My van is being repaired and we are down to one car, so we  had to take Dowlan into work. Charlie decides that it is Opposite Day and so daddy has to drive Charlie to work and that he has to sit in his sister's booster instead of his carseat. I'm not entirely awake, courtesy of Dowlan bringing name Tylenol PM instead of Tylenol this morning, so I'm all  fine with him driving instead of me. On the thirty minute round-trip, Charlie makes the following rules:

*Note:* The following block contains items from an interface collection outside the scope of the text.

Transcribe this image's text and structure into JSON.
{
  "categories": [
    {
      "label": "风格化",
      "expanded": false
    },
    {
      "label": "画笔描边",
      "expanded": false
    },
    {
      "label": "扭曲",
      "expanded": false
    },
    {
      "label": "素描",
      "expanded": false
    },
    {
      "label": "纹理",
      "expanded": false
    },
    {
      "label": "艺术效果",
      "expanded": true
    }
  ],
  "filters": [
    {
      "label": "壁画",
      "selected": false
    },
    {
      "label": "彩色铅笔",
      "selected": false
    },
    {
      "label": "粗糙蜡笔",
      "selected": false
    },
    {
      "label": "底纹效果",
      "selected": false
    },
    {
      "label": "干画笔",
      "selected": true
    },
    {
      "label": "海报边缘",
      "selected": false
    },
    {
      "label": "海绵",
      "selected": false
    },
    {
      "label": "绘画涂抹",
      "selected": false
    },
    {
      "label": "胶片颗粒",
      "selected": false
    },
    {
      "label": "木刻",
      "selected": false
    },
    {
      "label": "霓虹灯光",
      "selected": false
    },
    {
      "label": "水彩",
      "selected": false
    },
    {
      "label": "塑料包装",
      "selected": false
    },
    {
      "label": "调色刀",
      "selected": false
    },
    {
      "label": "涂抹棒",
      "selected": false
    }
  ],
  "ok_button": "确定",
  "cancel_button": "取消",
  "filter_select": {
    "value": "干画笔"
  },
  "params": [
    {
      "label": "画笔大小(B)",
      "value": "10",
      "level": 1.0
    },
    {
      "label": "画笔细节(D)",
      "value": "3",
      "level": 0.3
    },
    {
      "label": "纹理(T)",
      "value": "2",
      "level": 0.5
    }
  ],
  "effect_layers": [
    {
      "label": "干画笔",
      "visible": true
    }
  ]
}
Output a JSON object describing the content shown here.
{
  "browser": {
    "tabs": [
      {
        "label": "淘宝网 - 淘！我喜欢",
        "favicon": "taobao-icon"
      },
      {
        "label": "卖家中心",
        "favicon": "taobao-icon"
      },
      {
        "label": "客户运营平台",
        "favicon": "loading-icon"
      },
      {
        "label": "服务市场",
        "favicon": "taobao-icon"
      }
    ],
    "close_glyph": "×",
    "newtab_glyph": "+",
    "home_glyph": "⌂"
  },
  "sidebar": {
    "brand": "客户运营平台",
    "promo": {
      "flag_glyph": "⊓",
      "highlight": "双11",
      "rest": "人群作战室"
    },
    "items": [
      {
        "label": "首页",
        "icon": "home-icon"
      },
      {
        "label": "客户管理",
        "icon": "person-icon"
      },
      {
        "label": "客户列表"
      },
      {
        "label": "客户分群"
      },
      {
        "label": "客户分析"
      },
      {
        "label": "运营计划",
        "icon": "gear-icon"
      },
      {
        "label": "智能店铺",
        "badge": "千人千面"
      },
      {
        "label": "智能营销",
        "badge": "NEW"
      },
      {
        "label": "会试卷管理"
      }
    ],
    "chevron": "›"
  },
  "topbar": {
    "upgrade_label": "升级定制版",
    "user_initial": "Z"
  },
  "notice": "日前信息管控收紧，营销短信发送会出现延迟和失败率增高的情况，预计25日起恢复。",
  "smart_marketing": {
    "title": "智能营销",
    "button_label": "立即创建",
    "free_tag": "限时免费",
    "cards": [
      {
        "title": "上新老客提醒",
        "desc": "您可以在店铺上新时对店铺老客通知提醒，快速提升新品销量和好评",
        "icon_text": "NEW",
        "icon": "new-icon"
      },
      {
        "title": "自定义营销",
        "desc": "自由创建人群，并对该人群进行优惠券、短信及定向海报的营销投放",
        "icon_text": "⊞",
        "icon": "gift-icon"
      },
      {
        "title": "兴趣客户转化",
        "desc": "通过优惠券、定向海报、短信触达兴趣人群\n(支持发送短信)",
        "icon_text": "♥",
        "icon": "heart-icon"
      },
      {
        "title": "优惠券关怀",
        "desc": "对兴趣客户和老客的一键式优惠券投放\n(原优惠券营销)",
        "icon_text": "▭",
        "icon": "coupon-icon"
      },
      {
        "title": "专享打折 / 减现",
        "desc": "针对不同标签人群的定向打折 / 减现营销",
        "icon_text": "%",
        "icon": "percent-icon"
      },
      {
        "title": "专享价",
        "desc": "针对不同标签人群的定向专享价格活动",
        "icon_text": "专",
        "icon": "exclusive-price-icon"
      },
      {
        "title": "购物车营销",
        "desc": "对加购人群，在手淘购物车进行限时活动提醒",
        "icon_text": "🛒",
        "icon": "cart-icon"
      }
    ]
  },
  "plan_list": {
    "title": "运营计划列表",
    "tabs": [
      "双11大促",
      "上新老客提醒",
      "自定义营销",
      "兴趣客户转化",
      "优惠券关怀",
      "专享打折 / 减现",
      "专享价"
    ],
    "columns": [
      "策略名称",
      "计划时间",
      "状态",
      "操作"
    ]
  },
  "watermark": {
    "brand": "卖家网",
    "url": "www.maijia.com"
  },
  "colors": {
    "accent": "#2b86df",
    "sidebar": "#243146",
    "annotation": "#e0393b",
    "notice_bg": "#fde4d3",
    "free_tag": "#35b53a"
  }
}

Charlie can say bad words and I can not.
He can have two pieces of candy anytime I tell him he can have one piece of candy.
I have to play outside while he plays inside.
He cooks the lunch and I put the dishes in the sink.
He can give me spankings all the day long and I can't spank him even just once.
He gets to decide how to spend all the money and he will get cashback at every store.

I realize that this doesn't seem so bad, but it is impossible to replicate in this format the shrill, cackling voice, punctuated with kicks to the back of the seat, in which it was delivered. Or that I was on the highway when he unbuckled the seatbelt and began rolling down the window. Or the additional demands that I have effectively blocked from memory in an act of self-preservation.

The real tragedy? The pharmacy didn't open until 9.